Sand Collecting [dot] Net

the hobby of sand collection

Collecting sand


Collecting sand
Why would anyone collect sand? Each sand collector (called an "arenophile" or "psammophile") has their own reasons for collecting sand. Some collectors are interested in geology. Others like to learn about the area of the world each sample has come from. Still others collect to meet other collectors around the world and learn about their cultures and local environments.

Getting started with a sand collection

Start collecting in your own area. Sand is found around the world, so you should be able to find sand near your own home. Check the local laws on collecting samples, and ask permission to collect a sample from the land owner. Some areas may not allow the removal of local minerals without a permit.

Collecting samples for your sand collection

When you collect a sample, get enough to trade with others. I like to carry around a plastic spoon for scooping and small zipper bags for storage. This provides plenty of sand for my needs, and extra to share. Once you have your sample (and this is important), immediately label the sample so you know which one is which. Some things to include on the label are the location from which the sample was obtained, the date of collection, and the type of sand (beach, desert, sand dune, etc.).

Once you take your sample home, some cleaning might be in order. I prefer to leave samples in their natural state, but other collectors like to wash them out to remove organic material. If you choose to wash it, be careful not to wash the entire sample down the drain! Before storing the sample, be sure that it is completely dry.

Storage and display of your sand collection

It's important to decide early on how you would like to store your samples. If you choose a large container, you won't be able to display as many samples (and that's no fun). I display my samples in small glass phials, each labelled with a sample number corresponding to an entry in my ledger (see below). Trade-able extras are stored elsewhere in large glass jars. Once the vials are ready, it's easy to display them in a rack or holder so everyone can see.

Tracking your sand collection

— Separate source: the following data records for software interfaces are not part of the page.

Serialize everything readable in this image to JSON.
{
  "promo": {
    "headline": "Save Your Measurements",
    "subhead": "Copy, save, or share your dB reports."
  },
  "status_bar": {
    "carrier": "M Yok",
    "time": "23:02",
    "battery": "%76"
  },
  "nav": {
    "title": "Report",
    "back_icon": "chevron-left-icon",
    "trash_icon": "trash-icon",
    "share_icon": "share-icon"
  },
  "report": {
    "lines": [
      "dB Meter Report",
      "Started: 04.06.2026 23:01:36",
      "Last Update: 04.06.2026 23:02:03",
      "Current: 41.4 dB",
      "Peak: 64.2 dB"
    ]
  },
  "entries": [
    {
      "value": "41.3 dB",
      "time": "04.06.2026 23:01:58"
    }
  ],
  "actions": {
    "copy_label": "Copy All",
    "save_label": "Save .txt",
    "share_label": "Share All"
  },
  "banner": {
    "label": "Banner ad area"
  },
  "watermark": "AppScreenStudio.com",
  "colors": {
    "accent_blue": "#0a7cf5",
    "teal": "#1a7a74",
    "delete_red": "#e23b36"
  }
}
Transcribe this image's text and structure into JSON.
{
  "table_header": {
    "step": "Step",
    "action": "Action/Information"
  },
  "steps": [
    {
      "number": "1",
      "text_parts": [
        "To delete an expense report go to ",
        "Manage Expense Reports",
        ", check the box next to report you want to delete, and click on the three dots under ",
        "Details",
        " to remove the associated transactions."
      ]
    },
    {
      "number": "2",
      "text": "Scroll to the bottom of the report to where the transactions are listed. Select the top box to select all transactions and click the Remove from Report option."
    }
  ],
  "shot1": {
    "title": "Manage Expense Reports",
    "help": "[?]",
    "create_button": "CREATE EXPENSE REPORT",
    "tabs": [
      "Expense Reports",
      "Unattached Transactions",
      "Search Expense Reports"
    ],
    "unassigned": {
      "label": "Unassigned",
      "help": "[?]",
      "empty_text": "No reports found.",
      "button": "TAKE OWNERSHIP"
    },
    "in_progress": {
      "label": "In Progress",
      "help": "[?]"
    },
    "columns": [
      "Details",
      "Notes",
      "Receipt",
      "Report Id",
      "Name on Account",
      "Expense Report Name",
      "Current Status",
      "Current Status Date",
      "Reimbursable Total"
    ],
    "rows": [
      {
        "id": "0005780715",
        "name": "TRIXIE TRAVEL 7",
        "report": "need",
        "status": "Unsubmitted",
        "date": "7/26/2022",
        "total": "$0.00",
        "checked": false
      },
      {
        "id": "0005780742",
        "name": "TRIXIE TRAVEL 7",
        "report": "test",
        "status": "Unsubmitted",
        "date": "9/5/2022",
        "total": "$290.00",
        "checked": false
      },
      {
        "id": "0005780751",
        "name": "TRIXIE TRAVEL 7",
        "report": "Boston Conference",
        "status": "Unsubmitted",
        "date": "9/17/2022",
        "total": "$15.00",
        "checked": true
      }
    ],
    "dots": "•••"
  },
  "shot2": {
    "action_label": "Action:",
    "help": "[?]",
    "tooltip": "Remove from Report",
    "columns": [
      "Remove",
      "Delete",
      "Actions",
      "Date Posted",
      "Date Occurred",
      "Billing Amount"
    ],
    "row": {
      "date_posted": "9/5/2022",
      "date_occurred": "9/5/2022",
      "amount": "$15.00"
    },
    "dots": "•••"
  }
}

Once you have more than a few samples, it's easy to forget which is which. So, for each sample, make an entry into a ledger or spreadsheet. Some things you might like to record include the sample number, location (including latitude and longitude, if you like), type of sand, sand colour, and whether there's extra to trade.